EXERCISE GOAL →
What lines of the data below hold "header"? Show them.

(Page and application data records)
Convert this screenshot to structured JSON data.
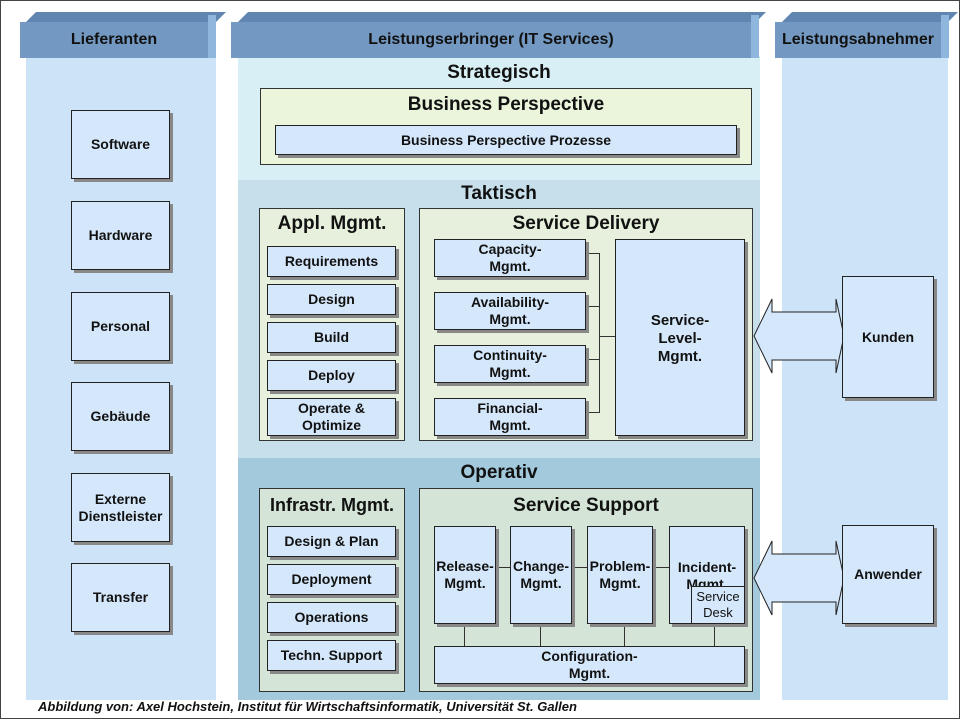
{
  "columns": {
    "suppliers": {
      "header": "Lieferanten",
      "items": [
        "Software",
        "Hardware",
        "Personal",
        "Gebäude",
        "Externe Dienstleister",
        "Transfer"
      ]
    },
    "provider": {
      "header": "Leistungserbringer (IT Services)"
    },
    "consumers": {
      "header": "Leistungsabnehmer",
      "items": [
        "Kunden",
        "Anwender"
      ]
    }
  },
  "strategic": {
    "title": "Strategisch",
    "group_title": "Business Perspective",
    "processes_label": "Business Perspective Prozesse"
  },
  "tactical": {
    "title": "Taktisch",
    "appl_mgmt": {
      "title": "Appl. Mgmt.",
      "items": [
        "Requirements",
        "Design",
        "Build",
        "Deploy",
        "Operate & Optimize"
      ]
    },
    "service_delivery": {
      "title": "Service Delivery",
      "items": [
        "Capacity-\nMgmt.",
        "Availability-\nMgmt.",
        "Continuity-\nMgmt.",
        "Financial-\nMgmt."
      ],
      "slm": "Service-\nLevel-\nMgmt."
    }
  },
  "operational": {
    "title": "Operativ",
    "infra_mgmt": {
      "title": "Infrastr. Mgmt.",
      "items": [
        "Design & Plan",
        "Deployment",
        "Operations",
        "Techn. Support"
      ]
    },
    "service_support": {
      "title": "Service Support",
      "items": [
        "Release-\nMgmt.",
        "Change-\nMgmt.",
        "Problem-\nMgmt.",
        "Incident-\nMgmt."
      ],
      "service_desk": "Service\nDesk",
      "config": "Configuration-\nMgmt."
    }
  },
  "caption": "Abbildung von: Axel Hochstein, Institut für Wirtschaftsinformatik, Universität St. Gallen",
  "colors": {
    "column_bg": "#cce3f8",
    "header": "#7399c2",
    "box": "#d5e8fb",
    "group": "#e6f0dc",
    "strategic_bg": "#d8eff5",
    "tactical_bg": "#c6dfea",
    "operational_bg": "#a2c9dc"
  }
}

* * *

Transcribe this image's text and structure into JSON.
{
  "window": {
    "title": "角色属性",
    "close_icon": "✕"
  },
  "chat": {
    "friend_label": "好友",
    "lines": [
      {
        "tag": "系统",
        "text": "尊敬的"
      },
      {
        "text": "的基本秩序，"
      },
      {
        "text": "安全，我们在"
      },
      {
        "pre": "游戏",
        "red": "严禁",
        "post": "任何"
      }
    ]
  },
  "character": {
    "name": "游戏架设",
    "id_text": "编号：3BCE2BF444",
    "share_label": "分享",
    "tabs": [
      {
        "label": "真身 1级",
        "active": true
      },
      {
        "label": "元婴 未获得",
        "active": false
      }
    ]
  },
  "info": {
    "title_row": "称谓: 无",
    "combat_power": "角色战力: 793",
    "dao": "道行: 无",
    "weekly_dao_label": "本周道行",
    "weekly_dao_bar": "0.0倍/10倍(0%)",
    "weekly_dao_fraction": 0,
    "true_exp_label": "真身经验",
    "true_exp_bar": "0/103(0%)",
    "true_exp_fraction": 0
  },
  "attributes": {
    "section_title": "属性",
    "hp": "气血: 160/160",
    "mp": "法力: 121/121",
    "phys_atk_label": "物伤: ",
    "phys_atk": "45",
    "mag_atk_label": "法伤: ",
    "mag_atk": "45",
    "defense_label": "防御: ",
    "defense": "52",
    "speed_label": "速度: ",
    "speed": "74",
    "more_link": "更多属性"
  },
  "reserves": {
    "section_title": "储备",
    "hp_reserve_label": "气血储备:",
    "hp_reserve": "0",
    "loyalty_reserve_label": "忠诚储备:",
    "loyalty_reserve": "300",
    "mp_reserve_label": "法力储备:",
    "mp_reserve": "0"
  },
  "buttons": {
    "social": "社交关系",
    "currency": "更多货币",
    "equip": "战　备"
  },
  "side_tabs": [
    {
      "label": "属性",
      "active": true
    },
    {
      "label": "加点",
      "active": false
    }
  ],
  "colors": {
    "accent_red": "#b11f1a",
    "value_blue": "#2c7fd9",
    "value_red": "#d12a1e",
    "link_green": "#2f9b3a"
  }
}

ANSWER TO THIS PROBLEM →
      "header": "Lieferanten",
      "header": "Leistungserbringer (IT Services)"
      "header": "Leistungsabnehmer",
    "header": "#7399c2",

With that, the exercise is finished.